I picked her up bright and early from the airport and we drove to Patisserie 46 for some yummy pain de chocolat and espresso. While we were there, I ran through a list of things we could do that day and asked her what sounded best. Then she told me to, "Stop being so Susie!" and that she just wanted to hang out with me and meet my little boys. When someone tells me to "Stop being so 'Susie'" , I know that they really know me. Do you have friends like that? Friends that you haven't seen in a long time, friends who you only email and facebook with and yet, they are friends who know your personality so well? We had a good laugh about "being so Susie".
We dropped off her bags and drove over to our lake, Lake Harriet. I showed her the bandshell and boats bobbing in the water. We stopped to take a little walk and some pictures.
Then, we took a tour of downtown Minneapolis. It is pretty small for a major city. It is a series of one-way streets and on one, Robis was surprised to see the restaurant, Fogo de Chao ( a Brazilian steakhouse). And even more surprised when she heard the way I pronounce it! (I guess we Americans have it all wrong.)
I gave Hobbes a few choices for lunch (again, "Stop being so 'Susie'!") and we decided to be very American and go for hamburgers! I had heard about this place downtown that was supposed to have great burgers, so away we went.
Band Box Diner was a hit. A hole-in-the-wall? Yes. Tiiiiiiiiny? Yes. Delish burgers? Yes.
And of course, my little one won't look at the camera. He's got that whole "mind of his own" thing covered.
We raced home to meet the big kid at the bus stop. Hobbes asked if it was a "real bus... you know, yellow and everything?" Yes, a real, big, yellow school bus. She loved it. She told me how our neighborhood looked exactly like what she thought an American neighborhood should look like. The yellow school bus was the icing on the cake. We also talked about how many people were walking dogs in our neighborhood and how Americans treat pets like family members rather than animals. I find conversations about culture so fascinating.
We got the big kid a snack and then pulled out the globe to show him Hobbes' home in Brazil.
Being "so Susie", I had a whole list of places we should go next. I wanted to show her Minnehaha Falls--the pergolas, Longfellow gardens. Or go to the MN Arboretum or the Weisman Art Museum. But she wanted to stay at our house and hang out. She wanted to just be together. She wanted to play with my kids and chat and laugh and enjoy being in the same room together. And that is exactly what we did. It was relaxed and lovely. We were exactly where we needed to be--together.
But, we did have to go out for dinner! Grant stayed home with the kiddos and we did our version of a Girl's Night Out---sushi at Seven. We sat up on the roof. It was a lovely night with great weather, food, and conversation. We talked about careers and kids. We talked about our days in grad school including a potluck dinner we had where everyone brought a dish unique to their country of origin.

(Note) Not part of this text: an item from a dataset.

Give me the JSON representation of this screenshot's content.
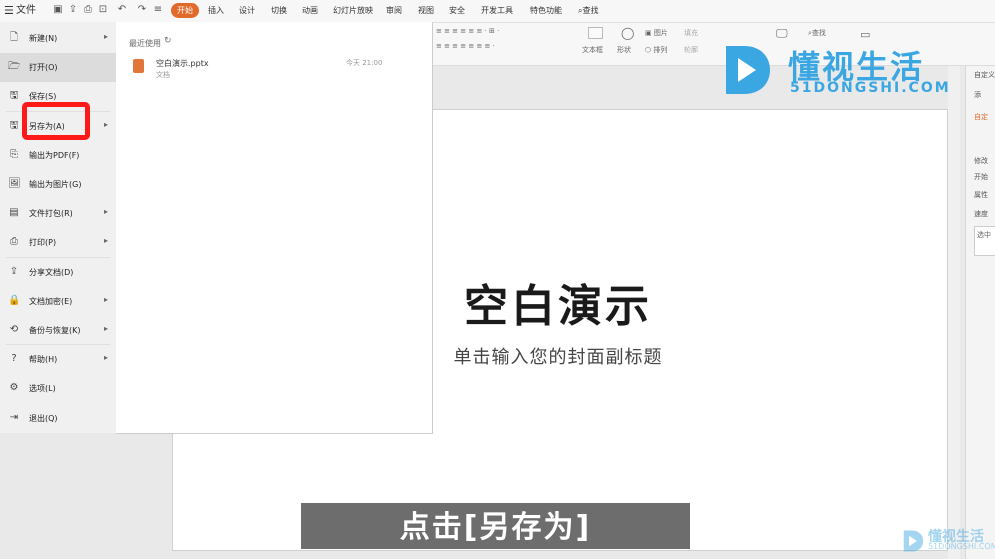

I was talked into bringing hot dogs. I do not know how that happened! It would never happen now, I will tell you!
It was a lovely (too short) visit and I was so grateful that Hobbes took the time to come up to see us. My kids adored her. Adored! And I was reminded that years can separate our physical selves, but our hearts stay connected no matter how many miles separate us or time passes. Robis was still full of love and bursting with joy and she still understood that I have to be "so Susie!"
I am so grateful for this friendship. For this memory. For the technology to keep in touch with friends and family near and far. For friends who make the extra effort, whether that is in person or otherwise.
And for photos like this. The big kid showing off his new art of "photobombing". Quite possibly the best photo of the trip...